"This is a new area for me. I have done a good bit of reading in regard to a decent curved one-handed adze,"
I use a guttering adze for this, and the one I got came from Country Workshops, which I think has closed down. They sold them unhandled at a great price. While these were two handers, I would say the heads were on the small size, very easily controlled. With two hands you rest the work on the ground, brace both elbows on your knee area. Even the first time you pick the tool up, you are relatively surgical. Far preferable to blazing away single handed in my view, and almost impossible to cut yourself.
All that said, I would wonder for the scope of work you intend whether a Krenov style scrub plane would not be faster and more controllable. One can crank one of those out in about 45 minutes if one has a bandsaw and a planer, or reasonable wood to start with. In this case it would involve making a hollowing plane with a double cambered sole, which is a little intimidating, but in this particular instance, one would just saw a longi curve; cut a bevel on the edges; blend with a spokeshave. All the complexity related to matching curves an mouth opening to the blade would be superfluous in this style of plane. You probably already have several scrub or agressive Jack blades you could use.

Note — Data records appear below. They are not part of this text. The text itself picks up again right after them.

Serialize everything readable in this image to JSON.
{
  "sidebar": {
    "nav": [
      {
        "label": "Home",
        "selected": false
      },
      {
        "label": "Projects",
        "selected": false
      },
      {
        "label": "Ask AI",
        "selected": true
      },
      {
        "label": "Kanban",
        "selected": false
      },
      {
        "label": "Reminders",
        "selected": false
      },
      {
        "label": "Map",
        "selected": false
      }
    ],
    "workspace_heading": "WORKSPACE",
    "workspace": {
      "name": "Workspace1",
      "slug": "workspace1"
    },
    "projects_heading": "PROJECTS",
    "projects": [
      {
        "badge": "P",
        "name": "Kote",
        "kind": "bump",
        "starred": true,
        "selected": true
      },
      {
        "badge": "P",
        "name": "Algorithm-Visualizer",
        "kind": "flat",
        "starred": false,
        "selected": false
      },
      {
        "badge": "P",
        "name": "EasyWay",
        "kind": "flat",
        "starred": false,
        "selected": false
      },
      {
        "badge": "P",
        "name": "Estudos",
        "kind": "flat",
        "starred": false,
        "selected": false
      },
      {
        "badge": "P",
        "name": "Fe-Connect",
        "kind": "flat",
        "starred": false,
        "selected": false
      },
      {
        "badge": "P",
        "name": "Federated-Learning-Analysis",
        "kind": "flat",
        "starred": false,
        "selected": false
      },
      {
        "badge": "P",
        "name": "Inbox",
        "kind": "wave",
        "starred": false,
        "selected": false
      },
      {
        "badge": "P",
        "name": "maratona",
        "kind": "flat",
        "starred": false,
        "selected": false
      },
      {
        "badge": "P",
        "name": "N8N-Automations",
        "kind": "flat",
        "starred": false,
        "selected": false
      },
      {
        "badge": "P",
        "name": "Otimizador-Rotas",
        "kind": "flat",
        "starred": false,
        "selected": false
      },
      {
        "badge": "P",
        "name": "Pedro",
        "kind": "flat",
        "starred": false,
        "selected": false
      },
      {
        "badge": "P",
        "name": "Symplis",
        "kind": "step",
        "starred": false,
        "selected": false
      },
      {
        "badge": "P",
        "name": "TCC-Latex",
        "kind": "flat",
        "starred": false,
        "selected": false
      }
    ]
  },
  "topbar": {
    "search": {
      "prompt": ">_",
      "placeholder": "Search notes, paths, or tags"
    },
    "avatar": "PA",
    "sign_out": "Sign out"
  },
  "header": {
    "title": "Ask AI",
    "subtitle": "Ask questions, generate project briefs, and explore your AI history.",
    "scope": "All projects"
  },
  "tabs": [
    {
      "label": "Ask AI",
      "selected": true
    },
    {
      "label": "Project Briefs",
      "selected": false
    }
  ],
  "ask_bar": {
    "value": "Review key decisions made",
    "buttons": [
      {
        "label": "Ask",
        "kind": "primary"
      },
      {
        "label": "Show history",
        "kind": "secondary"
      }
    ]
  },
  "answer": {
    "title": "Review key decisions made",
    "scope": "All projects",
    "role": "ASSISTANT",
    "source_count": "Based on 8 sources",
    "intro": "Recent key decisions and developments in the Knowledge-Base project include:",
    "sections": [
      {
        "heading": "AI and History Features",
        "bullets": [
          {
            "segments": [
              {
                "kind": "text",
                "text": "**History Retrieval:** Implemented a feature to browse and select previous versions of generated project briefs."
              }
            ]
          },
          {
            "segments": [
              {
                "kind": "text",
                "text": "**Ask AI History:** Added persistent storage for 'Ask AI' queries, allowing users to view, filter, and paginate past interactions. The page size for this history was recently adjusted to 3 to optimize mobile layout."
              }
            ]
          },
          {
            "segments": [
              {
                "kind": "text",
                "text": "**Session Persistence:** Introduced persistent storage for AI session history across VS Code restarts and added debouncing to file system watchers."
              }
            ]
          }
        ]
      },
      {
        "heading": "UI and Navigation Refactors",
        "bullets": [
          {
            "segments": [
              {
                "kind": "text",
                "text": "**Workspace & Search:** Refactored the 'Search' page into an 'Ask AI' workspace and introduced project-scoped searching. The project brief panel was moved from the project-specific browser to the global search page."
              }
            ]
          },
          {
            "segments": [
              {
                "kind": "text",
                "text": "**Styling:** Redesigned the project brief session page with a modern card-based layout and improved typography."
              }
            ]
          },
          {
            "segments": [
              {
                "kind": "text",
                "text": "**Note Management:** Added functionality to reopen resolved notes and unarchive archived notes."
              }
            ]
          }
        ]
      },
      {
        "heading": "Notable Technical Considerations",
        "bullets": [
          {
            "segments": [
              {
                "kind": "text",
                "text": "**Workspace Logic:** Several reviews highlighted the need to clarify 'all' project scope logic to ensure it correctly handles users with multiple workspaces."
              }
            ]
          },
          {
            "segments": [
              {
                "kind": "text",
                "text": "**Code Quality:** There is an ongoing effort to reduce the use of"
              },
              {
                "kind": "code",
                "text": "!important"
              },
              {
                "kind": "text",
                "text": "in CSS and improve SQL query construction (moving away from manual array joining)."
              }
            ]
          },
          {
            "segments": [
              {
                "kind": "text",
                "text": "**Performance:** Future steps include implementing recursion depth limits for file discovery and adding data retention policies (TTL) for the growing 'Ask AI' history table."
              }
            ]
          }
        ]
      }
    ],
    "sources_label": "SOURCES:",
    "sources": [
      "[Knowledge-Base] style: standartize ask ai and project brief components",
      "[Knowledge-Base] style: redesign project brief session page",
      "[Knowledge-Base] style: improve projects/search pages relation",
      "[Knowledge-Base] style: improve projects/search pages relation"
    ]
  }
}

Of course part of the fun is playing with the big boy toys. So I looked up that list that used to be out there for Dunbar approved tools, and I found: This one that took me back to COuntry workshops:
The midsize one is the one I made. I think the heads were like about 79 bucks in my day. Ouch. To bend the handles, you need a wacking big piece of wood, or to be making two at a time. I laminated mine out of two pieces of wood, and it kinda ended up looking flattish.
and the following stand out: Hans Karlsson, Svante Djarv, Gransfors Bruks and Tim Manney. Everything but the TM appears to be out of stock. Perhaps this is a good thing as they are pricey and I am saved from an impulse purchase
"Probably closer to my beginner status is the newish Narex, which is cheap by comparison. Has anyone used one? "
You can't ever be a beginner again, you have too much tool savvy and general experience. Not to my taste that Manney one, looks like it might rotate a bit, with the weight where it is. Though bagging one out from a plane blade or something, might soften my prejudices on the mater. My own feeling on the mater is there is so little adze work in a chair that it is not a big deal whatever you use. Pros have them in their hands for only a few minutes. And in my efforts I have stopped shy of the line, so they seem a little unnecessary. My reason for the scrub.
Another option would be the Barr adze, which is patterned after a Dunbar tool, so it should be OK. Kinda plain vanilla to my eyes. But maybe the lack of cranked handle, et all is because the underlying geometry is right. I have a set of their chisels; their framing chisels; and their carver's drawknife, which I think is the best I have ever used (other than a fragile antique I own). I bought a lot all this stuff, maybe 20 years ago, and at that time it lacked edge holding relative to other O1 tools out there, but they were working on it, so by now they should have it down, as there is nothing really to it, and there is masses of info on places like blade forums.